__Aim of the task__
Where the string "logo" occurs in a line of the entries below, copy that line.

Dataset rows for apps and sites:
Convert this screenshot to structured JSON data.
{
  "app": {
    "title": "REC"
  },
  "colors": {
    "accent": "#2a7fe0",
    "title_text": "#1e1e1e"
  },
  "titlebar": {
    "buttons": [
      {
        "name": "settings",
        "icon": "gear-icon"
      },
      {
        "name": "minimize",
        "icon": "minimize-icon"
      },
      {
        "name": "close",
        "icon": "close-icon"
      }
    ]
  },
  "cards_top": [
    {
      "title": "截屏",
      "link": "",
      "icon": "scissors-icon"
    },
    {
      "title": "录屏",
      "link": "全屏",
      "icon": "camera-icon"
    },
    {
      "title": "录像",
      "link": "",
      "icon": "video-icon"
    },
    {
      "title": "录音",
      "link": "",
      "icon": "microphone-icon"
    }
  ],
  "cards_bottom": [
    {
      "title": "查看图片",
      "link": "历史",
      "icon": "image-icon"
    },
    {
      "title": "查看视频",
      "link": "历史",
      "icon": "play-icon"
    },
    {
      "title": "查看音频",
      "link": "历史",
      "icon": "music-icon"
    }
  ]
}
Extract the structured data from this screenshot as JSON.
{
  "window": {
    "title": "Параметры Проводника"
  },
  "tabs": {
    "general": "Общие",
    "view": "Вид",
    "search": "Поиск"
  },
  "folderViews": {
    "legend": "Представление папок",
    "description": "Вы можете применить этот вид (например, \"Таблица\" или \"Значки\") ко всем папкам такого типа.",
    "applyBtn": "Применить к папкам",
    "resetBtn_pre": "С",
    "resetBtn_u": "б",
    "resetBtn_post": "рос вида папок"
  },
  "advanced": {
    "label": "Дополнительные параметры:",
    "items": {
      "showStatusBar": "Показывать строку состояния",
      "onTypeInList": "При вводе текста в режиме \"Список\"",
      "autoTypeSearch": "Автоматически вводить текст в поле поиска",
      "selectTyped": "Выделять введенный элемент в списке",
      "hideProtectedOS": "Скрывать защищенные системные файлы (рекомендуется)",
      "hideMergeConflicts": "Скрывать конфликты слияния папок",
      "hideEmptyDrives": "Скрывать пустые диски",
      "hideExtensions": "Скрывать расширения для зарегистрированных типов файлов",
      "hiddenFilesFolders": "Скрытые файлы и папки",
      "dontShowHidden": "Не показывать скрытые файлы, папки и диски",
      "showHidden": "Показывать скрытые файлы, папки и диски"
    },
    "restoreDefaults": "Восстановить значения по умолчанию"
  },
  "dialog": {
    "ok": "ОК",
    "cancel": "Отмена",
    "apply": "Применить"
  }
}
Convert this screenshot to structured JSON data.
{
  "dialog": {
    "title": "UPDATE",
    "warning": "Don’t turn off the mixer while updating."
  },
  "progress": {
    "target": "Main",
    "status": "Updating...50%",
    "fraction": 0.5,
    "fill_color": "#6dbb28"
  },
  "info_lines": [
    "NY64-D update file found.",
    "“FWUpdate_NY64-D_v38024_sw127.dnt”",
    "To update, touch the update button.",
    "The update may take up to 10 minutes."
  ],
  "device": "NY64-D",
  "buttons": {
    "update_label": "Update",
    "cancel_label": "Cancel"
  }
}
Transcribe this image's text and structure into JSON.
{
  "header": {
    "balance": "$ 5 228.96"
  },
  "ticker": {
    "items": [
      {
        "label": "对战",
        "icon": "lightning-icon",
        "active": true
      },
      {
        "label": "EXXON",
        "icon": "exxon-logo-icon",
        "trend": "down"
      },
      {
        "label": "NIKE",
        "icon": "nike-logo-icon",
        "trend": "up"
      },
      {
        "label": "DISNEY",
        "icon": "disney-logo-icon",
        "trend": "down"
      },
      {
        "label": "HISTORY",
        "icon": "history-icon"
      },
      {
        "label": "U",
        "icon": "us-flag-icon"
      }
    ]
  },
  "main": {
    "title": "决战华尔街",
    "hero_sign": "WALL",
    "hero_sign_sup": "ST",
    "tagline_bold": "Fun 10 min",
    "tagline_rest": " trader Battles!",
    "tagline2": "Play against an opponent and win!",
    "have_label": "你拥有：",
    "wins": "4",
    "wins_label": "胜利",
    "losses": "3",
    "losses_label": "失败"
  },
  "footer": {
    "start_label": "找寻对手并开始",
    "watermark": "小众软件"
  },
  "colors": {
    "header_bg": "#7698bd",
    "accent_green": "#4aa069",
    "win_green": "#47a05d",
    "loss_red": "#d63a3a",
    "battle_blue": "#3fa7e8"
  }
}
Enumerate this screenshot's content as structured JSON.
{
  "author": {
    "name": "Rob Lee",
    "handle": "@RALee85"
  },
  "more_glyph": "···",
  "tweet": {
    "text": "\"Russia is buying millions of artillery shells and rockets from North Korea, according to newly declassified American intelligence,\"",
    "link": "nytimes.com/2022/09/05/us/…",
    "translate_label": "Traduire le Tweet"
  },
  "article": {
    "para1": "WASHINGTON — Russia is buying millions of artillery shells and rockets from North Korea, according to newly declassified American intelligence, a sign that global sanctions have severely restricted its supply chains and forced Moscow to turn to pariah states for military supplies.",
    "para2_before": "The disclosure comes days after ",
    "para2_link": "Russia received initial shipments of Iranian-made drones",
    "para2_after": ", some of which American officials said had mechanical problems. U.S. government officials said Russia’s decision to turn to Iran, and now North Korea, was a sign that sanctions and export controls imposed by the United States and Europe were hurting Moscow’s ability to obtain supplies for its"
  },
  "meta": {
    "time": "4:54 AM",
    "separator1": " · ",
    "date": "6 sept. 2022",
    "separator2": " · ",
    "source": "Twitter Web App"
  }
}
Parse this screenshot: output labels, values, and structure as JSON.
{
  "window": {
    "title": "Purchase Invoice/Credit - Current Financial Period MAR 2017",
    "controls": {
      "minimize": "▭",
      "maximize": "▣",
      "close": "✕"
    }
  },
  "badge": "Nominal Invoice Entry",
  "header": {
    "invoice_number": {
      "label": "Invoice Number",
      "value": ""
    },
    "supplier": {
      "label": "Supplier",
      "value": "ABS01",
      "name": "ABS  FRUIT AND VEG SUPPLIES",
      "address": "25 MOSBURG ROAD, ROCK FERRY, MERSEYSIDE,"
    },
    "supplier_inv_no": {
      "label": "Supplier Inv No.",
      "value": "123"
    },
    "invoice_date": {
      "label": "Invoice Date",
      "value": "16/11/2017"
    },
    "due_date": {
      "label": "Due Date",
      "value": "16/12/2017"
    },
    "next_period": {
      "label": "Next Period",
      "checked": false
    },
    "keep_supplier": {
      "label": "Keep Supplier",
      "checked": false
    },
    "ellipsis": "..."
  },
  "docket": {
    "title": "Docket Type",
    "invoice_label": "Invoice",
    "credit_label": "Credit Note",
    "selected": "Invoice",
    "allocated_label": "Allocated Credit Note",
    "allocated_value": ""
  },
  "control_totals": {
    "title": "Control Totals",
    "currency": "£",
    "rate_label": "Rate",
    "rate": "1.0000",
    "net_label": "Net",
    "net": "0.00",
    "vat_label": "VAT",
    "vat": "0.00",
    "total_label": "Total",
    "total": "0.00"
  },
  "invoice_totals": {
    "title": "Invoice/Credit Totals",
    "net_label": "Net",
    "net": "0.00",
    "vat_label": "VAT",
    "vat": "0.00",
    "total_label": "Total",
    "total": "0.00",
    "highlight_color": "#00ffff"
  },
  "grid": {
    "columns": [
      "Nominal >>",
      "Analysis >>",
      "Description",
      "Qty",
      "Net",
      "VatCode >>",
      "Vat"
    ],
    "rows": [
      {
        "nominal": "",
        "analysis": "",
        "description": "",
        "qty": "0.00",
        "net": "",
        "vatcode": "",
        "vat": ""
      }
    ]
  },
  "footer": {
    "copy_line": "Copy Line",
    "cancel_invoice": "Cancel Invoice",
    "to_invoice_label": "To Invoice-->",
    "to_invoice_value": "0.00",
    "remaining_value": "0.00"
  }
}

__Response for this exercise__
        "icon": "exxon-logo-icon",
        "icon": "nike-logo-icon",
        "icon": "disney-logo-icon",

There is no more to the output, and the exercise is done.